>>>

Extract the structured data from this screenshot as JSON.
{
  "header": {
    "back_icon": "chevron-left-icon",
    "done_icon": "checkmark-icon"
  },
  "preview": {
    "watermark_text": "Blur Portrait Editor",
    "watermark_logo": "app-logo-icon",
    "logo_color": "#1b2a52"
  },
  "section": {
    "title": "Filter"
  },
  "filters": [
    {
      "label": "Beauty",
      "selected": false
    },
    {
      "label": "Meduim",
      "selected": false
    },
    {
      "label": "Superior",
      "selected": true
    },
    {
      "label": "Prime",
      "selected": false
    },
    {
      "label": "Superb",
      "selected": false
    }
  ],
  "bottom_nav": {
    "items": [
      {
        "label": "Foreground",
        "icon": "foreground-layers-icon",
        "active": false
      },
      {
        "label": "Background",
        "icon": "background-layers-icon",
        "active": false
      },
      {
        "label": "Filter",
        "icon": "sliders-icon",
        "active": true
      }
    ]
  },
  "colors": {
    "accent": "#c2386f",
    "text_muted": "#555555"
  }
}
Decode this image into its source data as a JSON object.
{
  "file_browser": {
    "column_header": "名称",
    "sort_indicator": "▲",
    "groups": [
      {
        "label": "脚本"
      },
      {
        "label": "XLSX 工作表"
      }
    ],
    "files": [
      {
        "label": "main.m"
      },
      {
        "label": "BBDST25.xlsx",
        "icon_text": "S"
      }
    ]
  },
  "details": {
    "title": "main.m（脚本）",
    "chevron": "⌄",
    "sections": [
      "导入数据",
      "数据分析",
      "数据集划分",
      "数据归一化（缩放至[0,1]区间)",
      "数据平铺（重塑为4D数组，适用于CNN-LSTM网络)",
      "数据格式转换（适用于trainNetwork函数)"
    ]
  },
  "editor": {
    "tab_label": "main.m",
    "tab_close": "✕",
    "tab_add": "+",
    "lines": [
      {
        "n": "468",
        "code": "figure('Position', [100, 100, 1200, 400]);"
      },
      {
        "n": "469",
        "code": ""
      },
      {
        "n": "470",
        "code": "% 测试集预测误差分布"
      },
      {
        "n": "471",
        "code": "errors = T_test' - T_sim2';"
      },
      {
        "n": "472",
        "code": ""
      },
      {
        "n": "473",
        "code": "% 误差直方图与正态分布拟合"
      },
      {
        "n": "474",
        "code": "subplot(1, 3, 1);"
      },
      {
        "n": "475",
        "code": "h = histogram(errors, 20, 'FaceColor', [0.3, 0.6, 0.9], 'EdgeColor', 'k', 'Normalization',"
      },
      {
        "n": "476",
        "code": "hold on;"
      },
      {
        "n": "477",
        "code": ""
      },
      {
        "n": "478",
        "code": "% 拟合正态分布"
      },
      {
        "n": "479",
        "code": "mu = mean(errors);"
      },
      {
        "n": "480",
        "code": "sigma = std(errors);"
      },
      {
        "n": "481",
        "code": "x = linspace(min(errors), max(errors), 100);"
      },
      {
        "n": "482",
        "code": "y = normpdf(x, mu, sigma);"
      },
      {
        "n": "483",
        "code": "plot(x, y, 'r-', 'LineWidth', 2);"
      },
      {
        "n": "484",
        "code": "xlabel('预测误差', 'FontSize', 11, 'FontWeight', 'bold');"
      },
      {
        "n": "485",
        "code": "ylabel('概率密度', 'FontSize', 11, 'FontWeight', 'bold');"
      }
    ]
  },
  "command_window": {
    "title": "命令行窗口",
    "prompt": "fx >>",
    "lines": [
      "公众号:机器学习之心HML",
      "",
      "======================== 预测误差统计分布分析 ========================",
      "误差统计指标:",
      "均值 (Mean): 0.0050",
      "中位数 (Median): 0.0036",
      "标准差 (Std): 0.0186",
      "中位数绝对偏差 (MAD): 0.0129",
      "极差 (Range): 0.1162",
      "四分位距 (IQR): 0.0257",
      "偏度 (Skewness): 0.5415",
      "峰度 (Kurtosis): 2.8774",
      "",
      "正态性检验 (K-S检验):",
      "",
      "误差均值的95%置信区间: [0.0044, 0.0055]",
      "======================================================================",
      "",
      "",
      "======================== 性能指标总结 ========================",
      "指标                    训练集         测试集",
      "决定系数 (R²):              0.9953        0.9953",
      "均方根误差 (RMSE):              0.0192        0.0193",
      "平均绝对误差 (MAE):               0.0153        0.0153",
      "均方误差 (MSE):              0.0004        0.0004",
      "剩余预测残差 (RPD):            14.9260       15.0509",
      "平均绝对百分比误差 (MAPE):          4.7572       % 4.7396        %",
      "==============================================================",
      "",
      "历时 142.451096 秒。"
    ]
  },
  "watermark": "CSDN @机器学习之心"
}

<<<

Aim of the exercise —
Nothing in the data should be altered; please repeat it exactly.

Completed exercise —
Extract the structured data from this screenshot as JSON.
{
  "header": {
    "back_icon": "chevron-left-icon",
    "done_icon": "checkmark-icon"
  },
  "preview": {
    "watermark_text": "Blur Portrait Editor",
    "watermark_logo": "app-logo-icon",
    "logo_color": "#1b2a52"
  },
  "section": {
    "title": "Filter"
  },
  "filters": [
    {
      "label": "Beauty",
      "selected": false
    },
    {
      "label": "Meduim",
      "selected": false
    },
    {
      "label": "Superior",
      "selected": true
    },
    {
      "label": "Prime",
      "selected": false
    },
    {
      "label": "Superb",
      "selected": false
    }
  ],
  "bottom_nav": {
    "items": [
      {
        "label": "Foreground",
        "icon": "foreground-layers-icon",
        "active": false
      },
      {
        "label": "Background",
        "icon": "background-layers-icon",
        "active": false
      },
      {
        "label": "Filter",
        "icon": "sliders-icon",
        "active": true
      }
    ]
  },
  "colors": {
    "accent": "#c2386f",
    "text_muted": "#555555"
  }
}
Decode this image into its source data as a JSON object.
{
  "file_browser": {
    "column_header": "名称",
    "sort_indicator": "▲",
    "groups": [
      {
        "label": "脚本"
      },
      {
        "label": "XLSX 工作表"
      }
    ],
    "files": [
      {
        "label": "main.m"
      },
      {
        "label": "BBDST25.xlsx",
        "icon_text": "S"
      }
    ]
  },
  "details": {
    "title": "main.m（脚本）",
    "chevron": "⌄",
    "sections": [
      "导入数据",
      "数据分析",
      "数据集划分",
      "数据归一化（缩放至[0,1]区间)",
      "数据平铺（重塑为4D数组，适用于CNN-LSTM网络)",
      "数据格式转换（适用于trainNetwork函数)"
    ]
  },
  "editor": {
    "tab_label": "main.m",
    "tab_close": "✕",
    "tab_add": "+",
    "lines": [
      {
        "n": "468",
        "code": "figure('Position', [100, 100, 1200, 400]);"
      },
      {
        "n": "469",
        "code": ""
      },
      {
        "n": "470",
        "code": "% 测试集预测误差分布"
      },
      {
        "n": "471",
        "code": "errors = T_test' - T_sim2';"
      },
      {
        "n": "472",
        "code": ""
      },
      {
        "n": "473",
        "code": "% 误差直方图与正态分布拟合"
      },
      {
        "n": "474",
        "code": "subplot(1, 3, 1);"
      },
      {
        "n": "475",
        "code": "h = histogram(errors, 20, 'FaceColor', [0.3, 0.6, 0.9], 'EdgeColor', 'k', 'Normalization',"
      },
      {
        "n": "476",
        "code": "hold on;"
      },
      {
        "n": "477",
        "code": ""
      },
      {
        "n": "478",
        "code": "% 拟合正态分布"
      },
      {
        "n": "479",
        "code": "mu = mean(errors);"
      },
      {
        "n": "480",
        "code": "sigma = std(errors);"
      },
      {
        "n": "481",
        "code": "x = linspace(min(errors), max(errors), 100);"
      },
      {
        "n": "482",
        "code": "y = normpdf(x, mu, sigma);"
      },
      {
        "n": "483",
        "code": "plot(x, y, 'r-', 'LineWidth', 2);"
      },
      {
        "n": "484",
        "code": "xlabel('预测误差', 'FontSize', 11, 'FontWeight', 'bold');"
      },
      {
        "n": "485",
        "code": "ylabel('概率密度', 'FontSize', 11, 'FontWeight', 'bold');"
      }
    ]
  },
  "command_window": {
    "title": "命令行窗口",
    "prompt": "fx >>",
    "lines": [
      "公众号:机器学习之心HML",
      "",
      "======================== 预测误差统计分布分析 ========================",
      "误差统计指标:",
      "均值 (Mean): 0.0050",
      "中位数 (Median): 0.0036",
      "标准差 (Std): 0.0186",
      "中位数绝对偏差 (MAD): 0.0129",
      "极差 (Range): 0.1162",
      "四分位距 (IQR): 0.0257",
      "偏度 (Skewness): 0.5415",
      "峰度 (Kurtosis): 2.8774",
      "",
      "正态性检验 (K-S检验):",
      "",
      "误差均值的95%置信区间: [0.0044, 0.0055]",
      "======================================================================",
      "",
      "",
      "======================== 性能指标总结 ========================",
      "指标                    训练集         测试集",
      "决定系数 (R²):              0.9953        0.9953",
      "均方根误差 (RMSE):              0.0192        0.0193",
      "平均绝对误差 (MAE):               0.0153        0.0153",
      "均方误差 (MSE):              0.0004        0.0004",
      "剩余预测残差 (RPD):            14.9260       15.0509",
      "平均绝对百分比误差 (MAPE):          4.7572       % 4.7396        %",
      "==============================================================",
      "",
      "历时 142.451096 秒。"
    ]
  },
  "watermark": "CSDN @机器学习之心"
}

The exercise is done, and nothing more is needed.